#### [Required action]
After locating the line that contains "Extract the structured", quote it and all lines after it through the end of the entries, and nothing more. Pictures stay out.

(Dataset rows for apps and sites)
== Segment start ==
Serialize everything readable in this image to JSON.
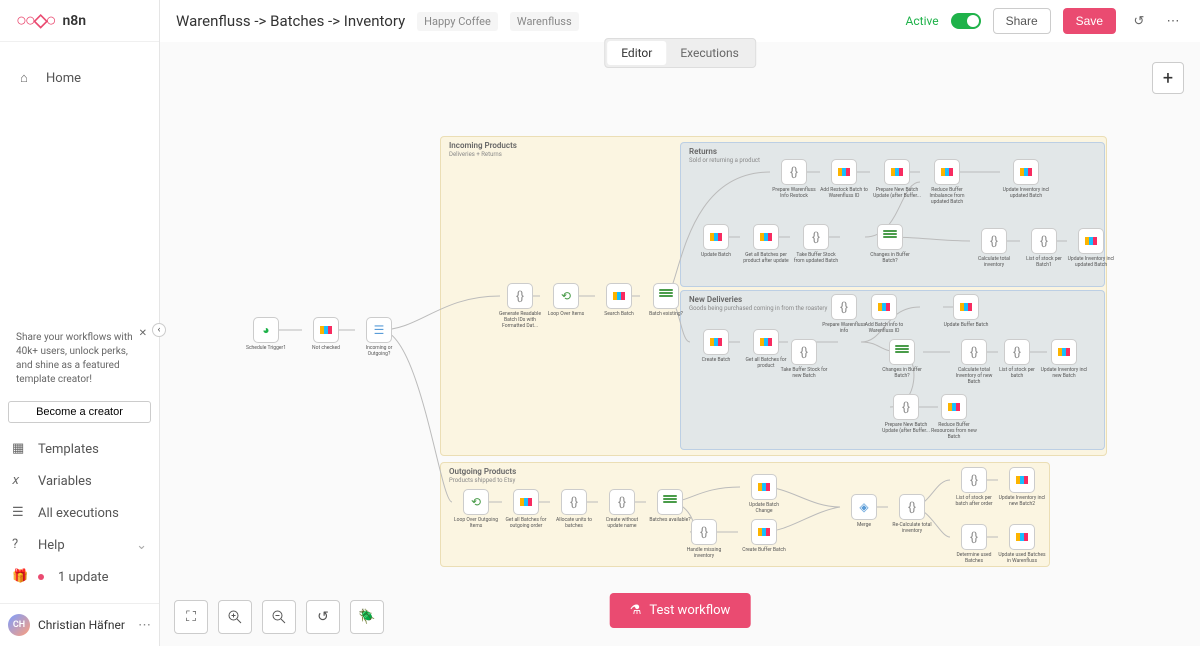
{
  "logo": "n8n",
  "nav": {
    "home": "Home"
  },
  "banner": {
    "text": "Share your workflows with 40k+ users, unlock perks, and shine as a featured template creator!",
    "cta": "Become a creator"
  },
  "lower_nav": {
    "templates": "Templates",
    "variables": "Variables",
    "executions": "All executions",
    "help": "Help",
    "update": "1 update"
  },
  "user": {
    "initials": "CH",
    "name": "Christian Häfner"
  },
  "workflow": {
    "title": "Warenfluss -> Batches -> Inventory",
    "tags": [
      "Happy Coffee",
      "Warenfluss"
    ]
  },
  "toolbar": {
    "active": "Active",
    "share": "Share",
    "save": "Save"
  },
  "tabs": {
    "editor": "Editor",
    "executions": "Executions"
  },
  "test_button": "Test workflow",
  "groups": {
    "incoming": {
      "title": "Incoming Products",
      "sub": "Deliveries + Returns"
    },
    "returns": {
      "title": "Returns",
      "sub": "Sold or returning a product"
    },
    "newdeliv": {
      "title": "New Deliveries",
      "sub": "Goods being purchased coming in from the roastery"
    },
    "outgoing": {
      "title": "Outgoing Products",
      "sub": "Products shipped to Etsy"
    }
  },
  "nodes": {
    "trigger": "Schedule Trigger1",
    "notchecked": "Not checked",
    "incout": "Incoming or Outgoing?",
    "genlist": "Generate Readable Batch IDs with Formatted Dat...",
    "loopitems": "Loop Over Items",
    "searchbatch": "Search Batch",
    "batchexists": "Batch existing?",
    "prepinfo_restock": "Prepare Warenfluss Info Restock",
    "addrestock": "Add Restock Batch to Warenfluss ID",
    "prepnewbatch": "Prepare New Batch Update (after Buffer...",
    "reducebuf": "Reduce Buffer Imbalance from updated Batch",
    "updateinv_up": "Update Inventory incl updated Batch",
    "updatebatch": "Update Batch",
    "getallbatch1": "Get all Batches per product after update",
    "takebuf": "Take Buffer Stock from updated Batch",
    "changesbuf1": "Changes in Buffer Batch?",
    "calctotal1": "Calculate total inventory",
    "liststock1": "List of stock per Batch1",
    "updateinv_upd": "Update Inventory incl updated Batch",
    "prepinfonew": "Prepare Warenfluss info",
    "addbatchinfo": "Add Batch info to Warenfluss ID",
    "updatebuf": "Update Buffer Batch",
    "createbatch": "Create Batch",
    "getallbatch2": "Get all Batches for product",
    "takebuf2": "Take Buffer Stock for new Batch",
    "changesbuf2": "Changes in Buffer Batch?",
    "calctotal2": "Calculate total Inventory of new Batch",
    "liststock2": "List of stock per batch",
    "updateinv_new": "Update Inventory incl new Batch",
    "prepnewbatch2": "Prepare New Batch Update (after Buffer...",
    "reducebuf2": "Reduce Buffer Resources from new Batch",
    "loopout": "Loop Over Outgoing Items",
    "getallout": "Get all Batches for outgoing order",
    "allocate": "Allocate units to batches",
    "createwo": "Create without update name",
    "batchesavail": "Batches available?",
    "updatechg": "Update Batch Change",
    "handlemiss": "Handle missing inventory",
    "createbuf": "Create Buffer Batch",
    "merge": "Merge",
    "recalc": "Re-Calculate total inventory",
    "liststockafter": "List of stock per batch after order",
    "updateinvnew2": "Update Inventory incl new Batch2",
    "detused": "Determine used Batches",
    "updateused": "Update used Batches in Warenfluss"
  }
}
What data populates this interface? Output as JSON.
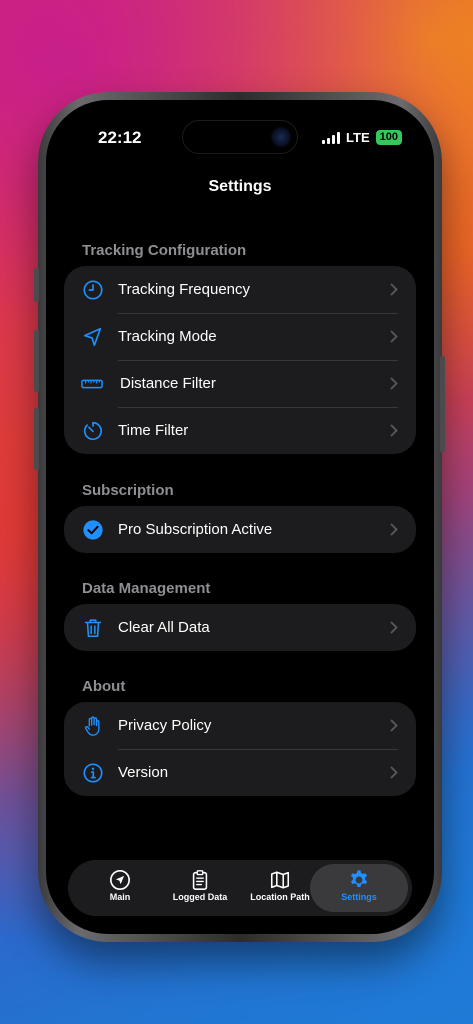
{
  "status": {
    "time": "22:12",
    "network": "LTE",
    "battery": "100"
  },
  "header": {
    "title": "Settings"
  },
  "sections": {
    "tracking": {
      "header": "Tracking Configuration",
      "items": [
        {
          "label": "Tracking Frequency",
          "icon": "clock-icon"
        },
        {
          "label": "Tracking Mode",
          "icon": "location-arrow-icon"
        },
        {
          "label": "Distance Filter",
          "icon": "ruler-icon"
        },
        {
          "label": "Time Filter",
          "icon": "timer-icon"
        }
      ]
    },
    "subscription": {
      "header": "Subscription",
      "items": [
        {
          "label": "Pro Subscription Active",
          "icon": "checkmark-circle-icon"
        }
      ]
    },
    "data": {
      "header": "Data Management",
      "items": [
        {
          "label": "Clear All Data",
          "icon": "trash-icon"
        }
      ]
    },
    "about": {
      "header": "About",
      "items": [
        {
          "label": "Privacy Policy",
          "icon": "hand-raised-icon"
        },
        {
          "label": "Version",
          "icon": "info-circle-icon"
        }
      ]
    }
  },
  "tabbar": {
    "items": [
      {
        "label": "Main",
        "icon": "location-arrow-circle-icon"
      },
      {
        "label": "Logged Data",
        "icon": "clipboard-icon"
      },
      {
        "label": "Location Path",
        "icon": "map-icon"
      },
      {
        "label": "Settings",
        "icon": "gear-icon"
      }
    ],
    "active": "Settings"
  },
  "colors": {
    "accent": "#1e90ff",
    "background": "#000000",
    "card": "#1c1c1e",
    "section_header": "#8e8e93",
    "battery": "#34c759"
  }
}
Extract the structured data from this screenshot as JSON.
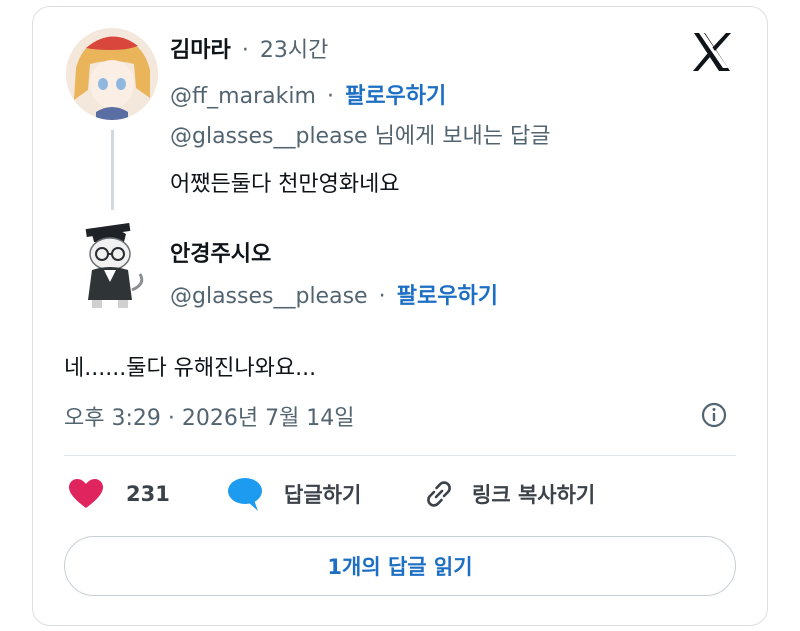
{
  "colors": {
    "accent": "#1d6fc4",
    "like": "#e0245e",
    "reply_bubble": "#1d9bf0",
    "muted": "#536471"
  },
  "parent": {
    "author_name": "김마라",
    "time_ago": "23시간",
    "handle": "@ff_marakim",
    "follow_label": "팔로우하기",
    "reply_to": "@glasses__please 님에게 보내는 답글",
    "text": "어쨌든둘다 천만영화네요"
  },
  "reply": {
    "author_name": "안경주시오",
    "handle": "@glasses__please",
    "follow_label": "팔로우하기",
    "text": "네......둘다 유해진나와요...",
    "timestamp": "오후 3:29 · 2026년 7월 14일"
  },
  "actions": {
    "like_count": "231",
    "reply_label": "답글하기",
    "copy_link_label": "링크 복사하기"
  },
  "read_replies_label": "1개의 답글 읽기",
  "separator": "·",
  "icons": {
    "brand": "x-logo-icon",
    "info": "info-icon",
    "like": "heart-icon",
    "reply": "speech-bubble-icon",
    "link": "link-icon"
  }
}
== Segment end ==
#### [Answer for the task]
Extract the structured data from this screenshot as JSON.
{
  "colors": {
    "accent": "#1d6fc4",
    "like": "#e0245e",
    "reply_bubble": "#1d9bf0",
    "muted": "#536471"
  },
  "parent": {
    "author_name": "김마라",
    "time_ago": "23시간",
    "handle": "@ff_marakim",
    "follow_label": "팔로우하기",
    "reply_to": "@glasses__please 님에게 보내는 답글",
    "text": "어쨌든둘다 천만영화네요"
  },
  "reply": {
    "author_name": "안경주시오",
    "handle": "@glasses__please",
    "follow_label": "팔로우하기",
    "text": "네......둘다 유해진나와요...",
    "timestamp": "오후 3:29 · 2026년 7월 14일"
  },
  "actions": {
    "like_count": "231",
    "reply_label": "답글하기",
    "copy_link_label": "링크 복사하기"
  },
  "read_replies_label": "1개의 답글 읽기",
  "separator": "·",
  "icons": {
    "brand": "x-logo-icon",
    "info": "info-icon",
    "like": "heart-icon",
    "reply": "speech-bubble-icon",
    "link": "link-icon"
  }
}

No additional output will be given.